### WHAT YOU SHOULD DO
What you return should be the lines of the data containing "Submit", each in full.

(App and web page records)
== Segment start ==
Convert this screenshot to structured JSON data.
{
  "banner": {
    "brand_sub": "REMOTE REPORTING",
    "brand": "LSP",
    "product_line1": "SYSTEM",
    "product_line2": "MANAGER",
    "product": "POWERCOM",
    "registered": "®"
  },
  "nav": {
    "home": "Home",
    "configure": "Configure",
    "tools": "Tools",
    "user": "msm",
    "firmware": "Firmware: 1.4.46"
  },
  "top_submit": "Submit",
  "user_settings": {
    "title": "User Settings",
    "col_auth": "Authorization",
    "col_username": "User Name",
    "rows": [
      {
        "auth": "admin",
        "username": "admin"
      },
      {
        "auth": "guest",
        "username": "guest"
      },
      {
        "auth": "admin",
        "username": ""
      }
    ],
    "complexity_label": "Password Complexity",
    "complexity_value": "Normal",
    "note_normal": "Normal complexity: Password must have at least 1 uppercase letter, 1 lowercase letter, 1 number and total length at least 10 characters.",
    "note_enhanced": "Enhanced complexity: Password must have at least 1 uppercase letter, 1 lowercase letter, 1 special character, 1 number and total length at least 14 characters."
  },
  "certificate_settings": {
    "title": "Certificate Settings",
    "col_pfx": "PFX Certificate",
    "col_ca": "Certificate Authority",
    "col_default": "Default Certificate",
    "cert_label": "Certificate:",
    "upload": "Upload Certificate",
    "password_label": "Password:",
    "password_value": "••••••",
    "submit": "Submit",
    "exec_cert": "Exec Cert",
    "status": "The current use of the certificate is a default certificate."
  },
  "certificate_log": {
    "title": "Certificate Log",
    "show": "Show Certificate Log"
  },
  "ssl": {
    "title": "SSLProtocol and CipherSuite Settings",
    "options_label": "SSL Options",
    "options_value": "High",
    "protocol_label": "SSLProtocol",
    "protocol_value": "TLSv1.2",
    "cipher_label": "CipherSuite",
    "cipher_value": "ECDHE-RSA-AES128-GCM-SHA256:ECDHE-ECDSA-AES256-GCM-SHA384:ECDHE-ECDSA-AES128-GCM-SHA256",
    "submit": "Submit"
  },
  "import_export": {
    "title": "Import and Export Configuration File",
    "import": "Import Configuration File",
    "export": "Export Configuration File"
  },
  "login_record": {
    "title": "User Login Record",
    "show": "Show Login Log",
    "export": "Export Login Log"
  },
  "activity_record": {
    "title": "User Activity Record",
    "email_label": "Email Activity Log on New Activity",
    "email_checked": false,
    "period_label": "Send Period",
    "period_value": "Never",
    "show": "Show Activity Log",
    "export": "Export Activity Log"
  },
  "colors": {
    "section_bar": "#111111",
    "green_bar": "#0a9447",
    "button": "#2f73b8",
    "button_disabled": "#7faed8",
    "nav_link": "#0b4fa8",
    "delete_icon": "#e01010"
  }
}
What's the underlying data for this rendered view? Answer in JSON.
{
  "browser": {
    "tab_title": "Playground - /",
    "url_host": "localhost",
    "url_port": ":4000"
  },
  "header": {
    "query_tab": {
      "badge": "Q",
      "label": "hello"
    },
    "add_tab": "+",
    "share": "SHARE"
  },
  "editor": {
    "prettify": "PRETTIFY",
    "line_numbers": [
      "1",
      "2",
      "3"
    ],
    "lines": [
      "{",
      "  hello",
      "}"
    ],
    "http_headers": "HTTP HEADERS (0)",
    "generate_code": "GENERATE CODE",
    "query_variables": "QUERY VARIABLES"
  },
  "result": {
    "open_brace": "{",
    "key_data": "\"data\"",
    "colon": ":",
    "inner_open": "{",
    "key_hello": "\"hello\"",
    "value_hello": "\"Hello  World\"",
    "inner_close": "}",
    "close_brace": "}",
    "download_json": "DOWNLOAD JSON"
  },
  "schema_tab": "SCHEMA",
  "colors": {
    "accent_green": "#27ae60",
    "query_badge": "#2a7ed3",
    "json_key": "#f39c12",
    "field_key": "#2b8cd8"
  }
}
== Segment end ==
### ANSWER TO THIS EXERCISE
  "top_submit": "Submit",
    "submit": "Submit",
    "submit": "Submit"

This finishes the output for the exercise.